Task prompt: All of the data below should be printed again word for word, pictures excluded.

Task input:
++++++++

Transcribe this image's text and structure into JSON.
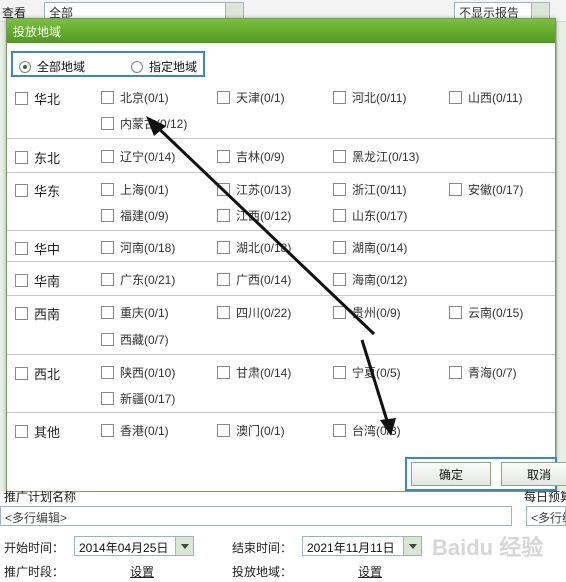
{
  "background": {
    "left_label": "查看",
    "left_select": "全部",
    "right_select": "不显示报告"
  },
  "dialog": {
    "title": "投放地域",
    "scope": {
      "all": "全部地域",
      "specific": "指定地域",
      "selected": "all"
    },
    "regions": [
      {
        "name": "华北",
        "items": [
          "北京(0/1)",
          "天津(0/1)",
          "河北(0/11)",
          "山西(0/11)",
          "内蒙古(0/12)"
        ]
      },
      {
        "name": "东北",
        "items": [
          "辽宁(0/14)",
          "吉林(0/9)",
          "黑龙江(0/13)"
        ]
      },
      {
        "name": "华东",
        "items": [
          "上海(0/1)",
          "江苏(0/13)",
          "浙江(0/11)",
          "安徽(0/17)",
          "福建(0/9)",
          "江西(0/12)",
          "山东(0/17)"
        ]
      },
      {
        "name": "华中",
        "items": [
          "河南(0/18)",
          "湖北(0/18)",
          "湖南(0/14)"
        ]
      },
      {
        "name": "华南",
        "items": [
          "广东(0/21)",
          "广西(0/14)",
          "海南(0/12)"
        ]
      },
      {
        "name": "西南",
        "items": [
          "重庆(0/1)",
          "四川(0/22)",
          "贵州(0/9)",
          "云南(0/15)",
          "西藏(0/7)"
        ]
      },
      {
        "name": "西北",
        "items": [
          "陕西(0/10)",
          "甘肃(0/14)",
          "宁夏(0/5)",
          "青海(0/7)",
          "新疆(0/17)"
        ]
      },
      {
        "name": "其他",
        "items": [
          "香港(0/1)",
          "澳门(0/1)",
          "台湾(0/3)"
        ]
      }
    ],
    "ok_label": "确定",
    "cancel_label": "取消"
  },
  "form": {
    "plan_name_label": "推广计划名称",
    "plan_name_placeholder": "<多行编辑>",
    "daily_budget_label": "每日预算",
    "daily_budget_placeholder": "<多行编",
    "start_label": "开始时间：",
    "start_value": "2014年04月25日",
    "end_label": "结束时间：",
    "end_value": "2021年11月11日",
    "period_label": "推广时段：",
    "period_link": "设置",
    "region_label": "投放地域：",
    "region_link": "设置"
  },
  "watermark": "Baidu 经验",
  "colors": {
    "title_green": "#5aa52a",
    "highlight_blue": "#3b87c6",
    "arrow": "#111111"
  }
}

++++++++

Answer area:
Transcribe this image's text and structure into JSON.
{
  "background": {
    "left_label": "查看",
    "left_select": "全部",
    "right_select": "不显示报告"
  },
  "dialog": {
    "title": "投放地域",
    "scope": {
      "all": "全部地域",
      "specific": "指定地域",
      "selected": "all"
    },
    "regions": [
      {
        "name": "华北",
        "items": [
          "北京(0/1)",
          "天津(0/1)",
          "河北(0/11)",
          "山西(0/11)",
          "内蒙古(0/12)"
        ]
      },
      {
        "name": "东北",
        "items": [
          "辽宁(0/14)",
          "吉林(0/9)",
          "黑龙江(0/13)"
        ]
      },
      {
        "name": "华东",
        "items": [
          "上海(0/1)",
          "江苏(0/13)",
          "浙江(0/11)",
          "安徽(0/17)",
          "福建(0/9)",
          "江西(0/12)",
          "山东(0/17)"
        ]
      },
      {
        "name": "华中",
        "items": [
          "河南(0/18)",
          "湖北(0/18)",
          "湖南(0/14)"
        ]
      },
      {
        "name": "华南",
        "items": [
          "广东(0/21)",
          "广西(0/14)",
          "海南(0/12)"
        ]
      },
      {
        "name": "西南",
        "items": [
          "重庆(0/1)",
          "四川(0/22)",
          "贵州(0/9)",
          "云南(0/15)",
          "西藏(0/7)"
        ]
      },
      {
        "name": "西北",
        "items": [
          "陕西(0/10)",
          "甘肃(0/14)",
          "宁夏(0/5)",
          "青海(0/7)",
          "新疆(0/17)"
        ]
      },
      {
        "name": "其他",
        "items": [
          "香港(0/1)",
          "澳门(0/1)",
          "台湾(0/3)"
        ]
      }
    ],
    "ok_label": "确定",
    "cancel_label": "取消"
  },
  "form": {
    "plan_name_label": "推广计划名称",
    "plan_name_placeholder": "<多行编辑>",
    "daily_budget_label": "每日预算",
    "daily_budget_placeholder": "<多行编",
    "start_label": "开始时间：",
    "start_value": "2014年04月25日",
    "end_label": "结束时间：",
    "end_value": "2021年11月11日",
    "period_label": "推广时段：",
    "period_link": "设置",
    "region_label": "投放地域：",
    "region_link": "设置"
  },
  "watermark": "Baidu 经验",
  "colors": {
    "title_green": "#5aa52a",
    "highlight_blue": "#3b87c6",
    "arrow": "#111111"
  }
}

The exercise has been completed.